### Extracted data
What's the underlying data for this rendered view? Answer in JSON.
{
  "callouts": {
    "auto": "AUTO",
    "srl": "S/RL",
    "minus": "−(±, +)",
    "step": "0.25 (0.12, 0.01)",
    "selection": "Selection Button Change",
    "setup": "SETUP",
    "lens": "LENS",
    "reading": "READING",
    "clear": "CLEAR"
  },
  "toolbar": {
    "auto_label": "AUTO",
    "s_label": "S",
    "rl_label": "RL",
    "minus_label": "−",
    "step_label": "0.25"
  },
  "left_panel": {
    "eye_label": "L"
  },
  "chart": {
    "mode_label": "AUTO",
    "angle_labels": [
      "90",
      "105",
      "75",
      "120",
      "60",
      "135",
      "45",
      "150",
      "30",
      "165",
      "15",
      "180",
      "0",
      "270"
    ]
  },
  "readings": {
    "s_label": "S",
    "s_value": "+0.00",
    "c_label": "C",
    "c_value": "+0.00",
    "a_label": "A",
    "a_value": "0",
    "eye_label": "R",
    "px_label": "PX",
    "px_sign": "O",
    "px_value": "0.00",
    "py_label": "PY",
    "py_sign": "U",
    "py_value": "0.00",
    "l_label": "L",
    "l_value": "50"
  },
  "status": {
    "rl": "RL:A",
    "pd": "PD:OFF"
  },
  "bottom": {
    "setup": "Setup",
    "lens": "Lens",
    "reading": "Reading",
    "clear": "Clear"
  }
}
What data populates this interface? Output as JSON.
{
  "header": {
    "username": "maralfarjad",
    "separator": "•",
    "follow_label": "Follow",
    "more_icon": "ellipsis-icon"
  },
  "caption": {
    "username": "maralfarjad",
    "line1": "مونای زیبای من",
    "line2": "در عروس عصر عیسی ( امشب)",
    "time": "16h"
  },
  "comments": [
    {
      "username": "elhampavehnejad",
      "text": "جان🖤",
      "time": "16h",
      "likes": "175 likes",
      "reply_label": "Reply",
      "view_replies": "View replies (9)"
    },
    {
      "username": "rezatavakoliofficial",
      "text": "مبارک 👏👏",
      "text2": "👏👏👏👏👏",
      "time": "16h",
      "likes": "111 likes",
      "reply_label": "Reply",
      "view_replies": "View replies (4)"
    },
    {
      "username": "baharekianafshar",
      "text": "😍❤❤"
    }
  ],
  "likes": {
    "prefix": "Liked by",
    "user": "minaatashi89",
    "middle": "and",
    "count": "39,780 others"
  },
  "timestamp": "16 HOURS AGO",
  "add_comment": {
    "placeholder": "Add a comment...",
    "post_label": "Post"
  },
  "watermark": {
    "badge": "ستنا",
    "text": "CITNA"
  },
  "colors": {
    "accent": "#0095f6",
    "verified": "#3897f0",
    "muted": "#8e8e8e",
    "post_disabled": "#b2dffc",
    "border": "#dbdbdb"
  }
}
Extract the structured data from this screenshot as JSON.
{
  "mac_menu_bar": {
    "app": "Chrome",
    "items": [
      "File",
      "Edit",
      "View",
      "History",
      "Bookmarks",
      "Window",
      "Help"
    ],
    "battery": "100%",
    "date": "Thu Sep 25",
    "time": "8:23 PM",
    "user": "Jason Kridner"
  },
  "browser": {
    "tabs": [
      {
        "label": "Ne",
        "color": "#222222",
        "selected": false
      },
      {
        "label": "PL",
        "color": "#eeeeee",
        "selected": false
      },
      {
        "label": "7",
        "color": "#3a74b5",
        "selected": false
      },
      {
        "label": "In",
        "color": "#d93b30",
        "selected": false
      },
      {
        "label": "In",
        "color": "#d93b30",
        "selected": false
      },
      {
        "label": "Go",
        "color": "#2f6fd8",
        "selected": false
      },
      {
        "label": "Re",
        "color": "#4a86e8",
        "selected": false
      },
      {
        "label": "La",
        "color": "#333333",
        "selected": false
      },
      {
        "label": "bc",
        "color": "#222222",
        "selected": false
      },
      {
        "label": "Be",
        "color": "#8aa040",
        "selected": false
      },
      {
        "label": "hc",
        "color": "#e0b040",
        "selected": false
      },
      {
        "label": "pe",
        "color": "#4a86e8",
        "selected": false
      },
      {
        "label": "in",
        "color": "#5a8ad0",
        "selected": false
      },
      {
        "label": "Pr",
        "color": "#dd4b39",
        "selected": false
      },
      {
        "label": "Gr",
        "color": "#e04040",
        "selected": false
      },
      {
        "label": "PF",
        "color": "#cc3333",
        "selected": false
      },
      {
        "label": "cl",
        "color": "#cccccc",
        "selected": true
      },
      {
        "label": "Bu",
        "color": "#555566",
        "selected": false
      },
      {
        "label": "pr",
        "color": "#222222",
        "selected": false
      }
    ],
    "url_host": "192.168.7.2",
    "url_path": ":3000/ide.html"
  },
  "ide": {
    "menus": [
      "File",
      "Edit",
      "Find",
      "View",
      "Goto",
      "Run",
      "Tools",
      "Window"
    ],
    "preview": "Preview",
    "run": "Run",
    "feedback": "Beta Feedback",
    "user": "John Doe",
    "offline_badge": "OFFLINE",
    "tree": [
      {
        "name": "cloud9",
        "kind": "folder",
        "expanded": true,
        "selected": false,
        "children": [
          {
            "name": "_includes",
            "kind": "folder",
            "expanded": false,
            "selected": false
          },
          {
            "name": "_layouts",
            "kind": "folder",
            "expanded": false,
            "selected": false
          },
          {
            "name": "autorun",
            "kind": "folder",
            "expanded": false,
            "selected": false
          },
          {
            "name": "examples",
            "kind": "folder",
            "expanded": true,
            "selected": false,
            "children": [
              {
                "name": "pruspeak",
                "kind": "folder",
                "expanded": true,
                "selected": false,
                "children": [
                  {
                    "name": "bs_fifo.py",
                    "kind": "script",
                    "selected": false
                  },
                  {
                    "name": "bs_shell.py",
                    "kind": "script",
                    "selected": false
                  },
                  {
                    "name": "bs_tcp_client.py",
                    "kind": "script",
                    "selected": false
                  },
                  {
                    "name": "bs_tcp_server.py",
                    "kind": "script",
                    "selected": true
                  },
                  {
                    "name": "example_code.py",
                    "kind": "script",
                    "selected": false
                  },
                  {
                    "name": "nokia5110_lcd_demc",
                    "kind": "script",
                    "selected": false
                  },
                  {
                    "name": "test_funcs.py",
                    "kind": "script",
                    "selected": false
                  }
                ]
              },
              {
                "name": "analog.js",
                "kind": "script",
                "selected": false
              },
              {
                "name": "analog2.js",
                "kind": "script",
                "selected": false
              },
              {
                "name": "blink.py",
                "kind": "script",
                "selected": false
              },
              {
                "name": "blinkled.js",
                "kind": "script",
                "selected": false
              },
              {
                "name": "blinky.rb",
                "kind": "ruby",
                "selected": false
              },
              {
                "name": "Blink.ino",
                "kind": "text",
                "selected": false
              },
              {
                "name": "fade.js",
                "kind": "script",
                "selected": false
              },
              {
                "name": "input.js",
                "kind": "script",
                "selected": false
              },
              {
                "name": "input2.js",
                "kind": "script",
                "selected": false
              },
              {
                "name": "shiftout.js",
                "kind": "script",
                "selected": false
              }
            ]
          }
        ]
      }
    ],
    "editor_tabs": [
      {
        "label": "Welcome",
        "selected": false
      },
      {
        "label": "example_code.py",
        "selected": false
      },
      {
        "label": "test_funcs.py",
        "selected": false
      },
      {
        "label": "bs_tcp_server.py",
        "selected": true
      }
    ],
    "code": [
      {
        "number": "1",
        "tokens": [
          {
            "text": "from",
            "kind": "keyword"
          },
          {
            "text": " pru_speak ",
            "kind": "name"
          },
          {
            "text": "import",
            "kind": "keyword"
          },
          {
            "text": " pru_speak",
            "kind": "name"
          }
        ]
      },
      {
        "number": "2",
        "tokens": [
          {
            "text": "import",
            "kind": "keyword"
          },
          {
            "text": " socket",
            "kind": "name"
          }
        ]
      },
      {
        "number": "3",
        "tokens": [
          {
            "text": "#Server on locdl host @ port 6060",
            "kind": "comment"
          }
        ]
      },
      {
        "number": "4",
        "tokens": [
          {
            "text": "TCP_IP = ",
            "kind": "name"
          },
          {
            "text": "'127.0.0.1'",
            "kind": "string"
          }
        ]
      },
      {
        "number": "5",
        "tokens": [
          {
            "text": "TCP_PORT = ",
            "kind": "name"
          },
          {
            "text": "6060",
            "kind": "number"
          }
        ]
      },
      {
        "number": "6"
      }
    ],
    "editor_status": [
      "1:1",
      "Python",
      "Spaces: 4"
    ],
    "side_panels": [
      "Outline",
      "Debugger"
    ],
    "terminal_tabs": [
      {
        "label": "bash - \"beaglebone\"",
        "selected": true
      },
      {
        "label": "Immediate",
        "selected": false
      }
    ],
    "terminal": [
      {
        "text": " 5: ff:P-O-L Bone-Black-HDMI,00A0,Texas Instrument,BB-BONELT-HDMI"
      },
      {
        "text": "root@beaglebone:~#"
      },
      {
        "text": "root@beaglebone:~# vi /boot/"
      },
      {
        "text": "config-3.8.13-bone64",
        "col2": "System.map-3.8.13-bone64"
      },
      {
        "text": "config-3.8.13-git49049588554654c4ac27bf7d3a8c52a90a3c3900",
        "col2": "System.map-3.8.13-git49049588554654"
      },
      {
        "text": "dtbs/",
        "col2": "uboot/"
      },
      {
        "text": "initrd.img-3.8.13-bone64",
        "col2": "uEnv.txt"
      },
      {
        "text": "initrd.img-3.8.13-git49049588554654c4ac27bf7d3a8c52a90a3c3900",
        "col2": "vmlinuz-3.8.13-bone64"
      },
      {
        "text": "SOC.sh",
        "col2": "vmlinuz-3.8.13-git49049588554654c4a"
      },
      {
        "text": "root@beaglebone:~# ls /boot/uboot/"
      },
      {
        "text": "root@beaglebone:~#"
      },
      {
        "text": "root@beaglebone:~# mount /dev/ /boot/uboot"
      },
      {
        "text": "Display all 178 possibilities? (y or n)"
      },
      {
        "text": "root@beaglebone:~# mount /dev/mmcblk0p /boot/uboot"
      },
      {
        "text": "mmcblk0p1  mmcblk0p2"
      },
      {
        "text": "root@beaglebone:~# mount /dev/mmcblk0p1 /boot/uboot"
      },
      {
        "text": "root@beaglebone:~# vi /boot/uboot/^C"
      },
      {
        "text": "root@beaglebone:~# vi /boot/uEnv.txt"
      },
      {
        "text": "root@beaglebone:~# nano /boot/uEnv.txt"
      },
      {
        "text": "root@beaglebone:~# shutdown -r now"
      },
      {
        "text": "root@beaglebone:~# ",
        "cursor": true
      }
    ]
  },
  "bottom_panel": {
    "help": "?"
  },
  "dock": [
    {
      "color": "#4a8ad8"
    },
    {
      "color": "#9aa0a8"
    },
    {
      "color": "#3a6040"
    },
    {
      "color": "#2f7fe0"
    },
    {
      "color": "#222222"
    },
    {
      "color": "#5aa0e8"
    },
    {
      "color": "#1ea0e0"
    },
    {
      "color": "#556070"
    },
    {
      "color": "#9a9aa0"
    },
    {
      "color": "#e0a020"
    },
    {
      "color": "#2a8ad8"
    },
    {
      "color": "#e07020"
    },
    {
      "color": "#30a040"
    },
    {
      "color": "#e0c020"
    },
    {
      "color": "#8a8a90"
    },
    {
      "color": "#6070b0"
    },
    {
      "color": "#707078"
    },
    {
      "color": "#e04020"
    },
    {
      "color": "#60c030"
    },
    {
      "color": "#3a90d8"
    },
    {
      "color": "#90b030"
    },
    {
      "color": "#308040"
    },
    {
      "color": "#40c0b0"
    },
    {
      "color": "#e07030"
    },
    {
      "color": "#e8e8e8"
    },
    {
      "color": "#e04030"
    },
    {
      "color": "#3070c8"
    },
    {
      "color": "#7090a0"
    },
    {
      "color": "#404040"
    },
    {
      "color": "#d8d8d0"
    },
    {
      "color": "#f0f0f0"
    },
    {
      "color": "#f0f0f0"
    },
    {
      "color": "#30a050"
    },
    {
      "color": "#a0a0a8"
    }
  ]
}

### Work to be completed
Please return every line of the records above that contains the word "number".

### Answer to the problem
        "number": "1",
        "number": "2",
        "number": "3",
        "number": "4",
        "number": "5",
            "kind": "number"
        "number": "6"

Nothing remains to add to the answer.